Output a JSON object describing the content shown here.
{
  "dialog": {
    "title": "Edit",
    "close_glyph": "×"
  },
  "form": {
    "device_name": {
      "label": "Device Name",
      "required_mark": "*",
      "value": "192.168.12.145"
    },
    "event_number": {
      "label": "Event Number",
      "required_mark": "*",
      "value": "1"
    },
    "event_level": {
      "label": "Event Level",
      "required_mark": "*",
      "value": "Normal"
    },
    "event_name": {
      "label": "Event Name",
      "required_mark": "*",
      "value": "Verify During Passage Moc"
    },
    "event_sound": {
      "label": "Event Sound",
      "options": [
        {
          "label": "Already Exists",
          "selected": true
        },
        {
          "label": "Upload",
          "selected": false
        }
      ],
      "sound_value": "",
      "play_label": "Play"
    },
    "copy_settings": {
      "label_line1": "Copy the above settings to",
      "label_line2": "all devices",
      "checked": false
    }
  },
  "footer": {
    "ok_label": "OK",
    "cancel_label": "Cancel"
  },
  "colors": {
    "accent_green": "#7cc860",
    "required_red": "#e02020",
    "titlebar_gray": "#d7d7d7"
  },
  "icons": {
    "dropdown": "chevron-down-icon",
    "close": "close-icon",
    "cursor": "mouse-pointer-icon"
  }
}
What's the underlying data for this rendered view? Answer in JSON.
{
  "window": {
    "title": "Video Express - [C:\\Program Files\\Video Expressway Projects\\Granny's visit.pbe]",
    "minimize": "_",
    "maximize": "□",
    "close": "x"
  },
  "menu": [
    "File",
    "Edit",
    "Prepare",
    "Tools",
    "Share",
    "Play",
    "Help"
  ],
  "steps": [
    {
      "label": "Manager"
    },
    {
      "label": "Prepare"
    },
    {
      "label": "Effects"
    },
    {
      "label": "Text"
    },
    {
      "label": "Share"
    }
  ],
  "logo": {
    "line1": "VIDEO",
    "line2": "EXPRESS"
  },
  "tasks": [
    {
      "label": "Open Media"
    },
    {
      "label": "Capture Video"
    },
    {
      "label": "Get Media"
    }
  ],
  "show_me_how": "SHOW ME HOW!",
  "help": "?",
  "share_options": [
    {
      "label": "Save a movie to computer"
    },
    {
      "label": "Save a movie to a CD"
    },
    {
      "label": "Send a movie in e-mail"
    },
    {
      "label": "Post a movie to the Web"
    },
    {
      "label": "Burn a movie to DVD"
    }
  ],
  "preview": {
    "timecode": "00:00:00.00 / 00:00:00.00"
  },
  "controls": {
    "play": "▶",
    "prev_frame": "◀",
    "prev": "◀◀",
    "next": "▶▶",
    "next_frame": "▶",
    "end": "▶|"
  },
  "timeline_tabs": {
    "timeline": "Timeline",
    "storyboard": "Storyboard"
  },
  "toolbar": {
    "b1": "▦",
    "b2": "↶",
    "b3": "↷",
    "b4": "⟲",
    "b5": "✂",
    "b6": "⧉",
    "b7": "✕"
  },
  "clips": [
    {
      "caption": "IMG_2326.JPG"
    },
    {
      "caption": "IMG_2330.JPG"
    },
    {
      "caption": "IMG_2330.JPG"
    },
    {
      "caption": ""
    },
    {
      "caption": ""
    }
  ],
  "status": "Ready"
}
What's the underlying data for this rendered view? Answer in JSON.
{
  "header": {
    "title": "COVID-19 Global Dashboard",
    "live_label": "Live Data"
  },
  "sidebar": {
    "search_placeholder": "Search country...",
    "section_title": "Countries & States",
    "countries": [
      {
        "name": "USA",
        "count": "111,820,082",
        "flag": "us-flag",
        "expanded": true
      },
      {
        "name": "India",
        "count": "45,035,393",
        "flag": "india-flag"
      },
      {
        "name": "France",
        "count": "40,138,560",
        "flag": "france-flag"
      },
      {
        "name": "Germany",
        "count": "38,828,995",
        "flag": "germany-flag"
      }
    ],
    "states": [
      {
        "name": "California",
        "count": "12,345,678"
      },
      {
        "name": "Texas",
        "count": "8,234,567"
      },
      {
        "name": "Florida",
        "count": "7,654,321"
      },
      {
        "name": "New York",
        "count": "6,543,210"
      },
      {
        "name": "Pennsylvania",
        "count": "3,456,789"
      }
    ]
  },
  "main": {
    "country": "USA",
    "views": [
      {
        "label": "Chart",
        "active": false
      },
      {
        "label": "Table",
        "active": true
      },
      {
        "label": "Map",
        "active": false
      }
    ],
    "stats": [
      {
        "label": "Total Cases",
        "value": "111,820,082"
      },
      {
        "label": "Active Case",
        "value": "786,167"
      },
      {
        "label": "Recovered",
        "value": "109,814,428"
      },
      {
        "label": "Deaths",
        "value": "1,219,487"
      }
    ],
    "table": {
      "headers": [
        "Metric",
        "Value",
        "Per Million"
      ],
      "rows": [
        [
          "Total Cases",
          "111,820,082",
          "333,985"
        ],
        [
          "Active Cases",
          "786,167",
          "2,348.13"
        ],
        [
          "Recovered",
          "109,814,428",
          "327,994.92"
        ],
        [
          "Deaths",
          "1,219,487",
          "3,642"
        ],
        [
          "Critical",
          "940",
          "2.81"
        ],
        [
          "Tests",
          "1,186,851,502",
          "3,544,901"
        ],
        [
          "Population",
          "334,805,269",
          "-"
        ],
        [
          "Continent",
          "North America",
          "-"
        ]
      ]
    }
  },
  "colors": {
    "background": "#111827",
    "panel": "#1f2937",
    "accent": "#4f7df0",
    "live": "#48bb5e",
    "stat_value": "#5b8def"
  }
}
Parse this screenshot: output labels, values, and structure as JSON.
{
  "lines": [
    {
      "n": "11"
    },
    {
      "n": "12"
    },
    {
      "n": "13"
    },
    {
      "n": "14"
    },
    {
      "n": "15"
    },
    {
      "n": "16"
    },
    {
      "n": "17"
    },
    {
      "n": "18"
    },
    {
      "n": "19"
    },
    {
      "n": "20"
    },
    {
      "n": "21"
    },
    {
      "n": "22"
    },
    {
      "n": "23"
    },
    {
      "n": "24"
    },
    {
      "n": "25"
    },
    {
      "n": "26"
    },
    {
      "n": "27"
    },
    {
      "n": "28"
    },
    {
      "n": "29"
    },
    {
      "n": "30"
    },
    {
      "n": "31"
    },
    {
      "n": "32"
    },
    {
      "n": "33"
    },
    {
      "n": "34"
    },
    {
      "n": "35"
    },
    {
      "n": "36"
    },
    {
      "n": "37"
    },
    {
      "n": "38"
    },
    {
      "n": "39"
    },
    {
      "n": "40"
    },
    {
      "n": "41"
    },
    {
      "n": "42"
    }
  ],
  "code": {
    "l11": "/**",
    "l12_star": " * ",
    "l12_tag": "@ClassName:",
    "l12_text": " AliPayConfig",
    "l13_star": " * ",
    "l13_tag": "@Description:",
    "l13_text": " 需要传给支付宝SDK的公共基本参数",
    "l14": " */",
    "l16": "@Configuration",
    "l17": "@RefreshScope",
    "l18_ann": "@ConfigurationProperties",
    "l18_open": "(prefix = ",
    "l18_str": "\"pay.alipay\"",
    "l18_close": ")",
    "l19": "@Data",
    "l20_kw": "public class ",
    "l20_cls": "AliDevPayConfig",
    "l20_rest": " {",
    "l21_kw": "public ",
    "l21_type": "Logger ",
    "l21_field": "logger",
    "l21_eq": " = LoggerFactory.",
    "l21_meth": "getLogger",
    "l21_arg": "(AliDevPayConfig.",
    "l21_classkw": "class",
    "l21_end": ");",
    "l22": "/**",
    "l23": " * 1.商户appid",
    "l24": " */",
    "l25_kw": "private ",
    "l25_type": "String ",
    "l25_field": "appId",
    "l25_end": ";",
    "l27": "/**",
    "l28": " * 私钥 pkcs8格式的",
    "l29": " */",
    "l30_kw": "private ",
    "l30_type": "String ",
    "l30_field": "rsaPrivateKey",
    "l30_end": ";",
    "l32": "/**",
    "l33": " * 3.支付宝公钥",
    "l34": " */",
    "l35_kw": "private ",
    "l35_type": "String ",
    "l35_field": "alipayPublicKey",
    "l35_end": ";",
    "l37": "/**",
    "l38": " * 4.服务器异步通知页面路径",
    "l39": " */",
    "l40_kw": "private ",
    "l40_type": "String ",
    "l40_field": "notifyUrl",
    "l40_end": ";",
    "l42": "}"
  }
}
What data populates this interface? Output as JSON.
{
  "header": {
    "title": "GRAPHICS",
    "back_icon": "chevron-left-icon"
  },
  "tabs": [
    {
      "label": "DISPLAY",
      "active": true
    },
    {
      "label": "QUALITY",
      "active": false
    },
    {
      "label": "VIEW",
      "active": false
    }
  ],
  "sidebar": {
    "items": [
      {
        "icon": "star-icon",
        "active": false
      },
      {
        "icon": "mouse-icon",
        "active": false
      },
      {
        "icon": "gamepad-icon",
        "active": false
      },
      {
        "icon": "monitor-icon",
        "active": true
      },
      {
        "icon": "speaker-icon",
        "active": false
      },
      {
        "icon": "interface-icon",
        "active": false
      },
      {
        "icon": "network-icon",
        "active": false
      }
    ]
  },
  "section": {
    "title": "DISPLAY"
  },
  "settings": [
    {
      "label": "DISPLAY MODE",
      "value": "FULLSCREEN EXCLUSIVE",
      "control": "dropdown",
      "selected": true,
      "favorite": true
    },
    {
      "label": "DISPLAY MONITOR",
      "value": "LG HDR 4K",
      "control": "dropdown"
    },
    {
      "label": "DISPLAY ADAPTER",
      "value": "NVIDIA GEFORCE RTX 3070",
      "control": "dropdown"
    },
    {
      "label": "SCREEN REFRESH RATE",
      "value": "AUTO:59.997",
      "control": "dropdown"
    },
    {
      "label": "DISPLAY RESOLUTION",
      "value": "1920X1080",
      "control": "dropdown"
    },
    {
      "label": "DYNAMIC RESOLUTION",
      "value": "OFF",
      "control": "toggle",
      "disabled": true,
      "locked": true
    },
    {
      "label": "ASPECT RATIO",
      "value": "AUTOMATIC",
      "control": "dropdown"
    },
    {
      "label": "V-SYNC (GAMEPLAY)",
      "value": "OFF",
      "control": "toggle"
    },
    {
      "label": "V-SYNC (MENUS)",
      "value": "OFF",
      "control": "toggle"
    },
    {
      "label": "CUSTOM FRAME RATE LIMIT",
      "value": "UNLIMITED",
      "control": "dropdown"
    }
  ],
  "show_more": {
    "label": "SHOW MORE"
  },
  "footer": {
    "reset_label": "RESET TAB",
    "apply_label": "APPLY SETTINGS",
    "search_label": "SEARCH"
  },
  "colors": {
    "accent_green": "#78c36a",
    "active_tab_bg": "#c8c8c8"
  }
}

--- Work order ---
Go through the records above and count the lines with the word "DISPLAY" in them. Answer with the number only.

--- Expected answer ---
6